» **Work item**
Exact repetition of the data is the whole task.

═══ Given information ═══

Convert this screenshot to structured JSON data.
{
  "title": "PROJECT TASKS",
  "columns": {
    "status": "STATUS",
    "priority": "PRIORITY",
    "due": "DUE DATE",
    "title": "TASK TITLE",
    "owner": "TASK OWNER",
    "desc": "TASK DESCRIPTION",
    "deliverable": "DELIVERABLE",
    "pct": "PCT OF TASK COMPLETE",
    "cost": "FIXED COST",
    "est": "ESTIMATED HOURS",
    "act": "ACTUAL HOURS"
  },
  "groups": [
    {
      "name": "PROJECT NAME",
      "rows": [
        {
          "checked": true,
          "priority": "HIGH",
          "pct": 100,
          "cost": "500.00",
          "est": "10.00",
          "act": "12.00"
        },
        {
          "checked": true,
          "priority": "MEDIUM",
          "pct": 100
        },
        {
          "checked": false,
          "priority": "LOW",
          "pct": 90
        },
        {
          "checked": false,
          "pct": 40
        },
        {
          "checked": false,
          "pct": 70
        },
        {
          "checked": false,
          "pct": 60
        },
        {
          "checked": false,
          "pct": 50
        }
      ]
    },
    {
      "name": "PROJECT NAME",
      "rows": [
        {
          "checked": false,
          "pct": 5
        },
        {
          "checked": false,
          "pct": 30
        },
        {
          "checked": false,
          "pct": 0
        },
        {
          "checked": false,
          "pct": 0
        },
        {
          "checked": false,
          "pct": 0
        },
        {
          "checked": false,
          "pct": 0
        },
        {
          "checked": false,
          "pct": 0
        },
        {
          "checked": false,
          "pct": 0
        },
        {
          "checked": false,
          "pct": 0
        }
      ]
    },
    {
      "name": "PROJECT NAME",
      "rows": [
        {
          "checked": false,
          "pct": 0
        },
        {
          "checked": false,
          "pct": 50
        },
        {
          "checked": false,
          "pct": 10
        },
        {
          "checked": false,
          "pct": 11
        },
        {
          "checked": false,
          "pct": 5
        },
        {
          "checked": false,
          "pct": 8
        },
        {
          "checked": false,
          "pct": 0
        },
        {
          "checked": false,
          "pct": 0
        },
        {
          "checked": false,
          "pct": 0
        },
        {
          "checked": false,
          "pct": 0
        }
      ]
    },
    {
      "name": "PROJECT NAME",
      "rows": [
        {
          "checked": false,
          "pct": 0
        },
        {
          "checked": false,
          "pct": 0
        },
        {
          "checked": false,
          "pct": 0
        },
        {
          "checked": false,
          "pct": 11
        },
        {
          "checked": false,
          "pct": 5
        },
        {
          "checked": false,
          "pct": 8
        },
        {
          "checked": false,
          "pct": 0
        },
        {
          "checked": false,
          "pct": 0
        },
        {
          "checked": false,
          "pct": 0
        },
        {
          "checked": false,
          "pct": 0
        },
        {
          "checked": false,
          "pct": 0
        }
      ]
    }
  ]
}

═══

» **Answer to the problem**
Convert this screenshot to structured JSON data.
{
  "title": "PROJECT TASKS",
  "columns": {
    "status": "STATUS",
    "priority": "PRIORITY",
    "due": "DUE DATE",
    "title": "TASK TITLE",
    "owner": "TASK OWNER",
    "desc": "TASK DESCRIPTION",
    "deliverable": "DELIVERABLE",
    "pct": "PCT OF TASK COMPLETE",
    "cost": "FIXED COST",
    "est": "ESTIMATED HOURS",
    "act": "ACTUAL HOURS"
  },
  "groups": [
    {
      "name": "PROJECT NAME",
      "rows": [
        {
          "checked": true,
          "priority": "HIGH",
          "pct": 100,
          "cost": "500.00",
          "est": "10.00",
          "act": "12.00"
        },
        {
          "checked": true,
          "priority": "MEDIUM",
          "pct": 100
        },
        {
          "checked": false,
          "priority": "LOW",
          "pct": 90
        },
        {
          "checked": false,
          "pct": 40
        },
        {
          "checked": false,
          "pct": 70
        },
        {
          "checked": false,
          "pct": 60
        },
        {
          "checked": false,
          "pct": 50
        }
      ]
    },
    {
      "name": "PROJECT NAME",
      "rows": [
        {
          "checked": false,
          "pct": 5
        },
        {
          "checked": false,
          "pct": 30
        },
        {
          "checked": false,
          "pct": 0
        },
        {
          "checked": false,
          "pct": 0
        },
        {
          "checked": false,
          "pct": 0
        },
        {
          "checked": false,
          "pct": 0
        },
        {
          "checked": false,
          "pct": 0
        },
        {
          "checked": false,
          "pct": 0
        },
        {
          "checked": false,
          "pct": 0
        }
      ]
    },
    {
      "name": "PROJECT NAME",
      "rows": [
        {
          "checked": false,
          "pct": 0
        },
        {
          "checked": false,
          "pct": 50
        },
        {
          "checked": false,
          "pct": 10
        },
        {
          "checked": false,
          "pct": 11
        },
        {
          "checked": false,
          "pct": 5
        },
        {
          "checked": false,
          "pct": 8
        },
        {
          "checked": false,
          "pct": 0
        },
        {
          "checked": false,
          "pct": 0
        },
        {
          "checked": false,
          "pct": 0
        },
        {
          "checked": false,
          "pct": 0
        }
      ]
    },
    {
      "name": "PROJECT NAME",
      "rows": [
        {
          "checked": false,
          "pct": 0
        },
        {
          "checked": false,
          "pct": 0
        },
        {
          "checked": false,
          "pct": 0
        },
        {
          "checked": false,
          "pct": 11
        },
        {
          "checked": false,
          "pct": 5
        },
        {
          "checked": false,
          "pct": 8
        },
        {
          "checked": false,
          "pct": 0
        },
        {
          "checked": false,
          "pct": 0
        },
        {
          "checked": false,
          "pct": 0
        },
        {
          "checked": false,
          "pct": 0
        },
        {
          "checked": false,
          "pct": 0
        }
      ]
    }
  ]
}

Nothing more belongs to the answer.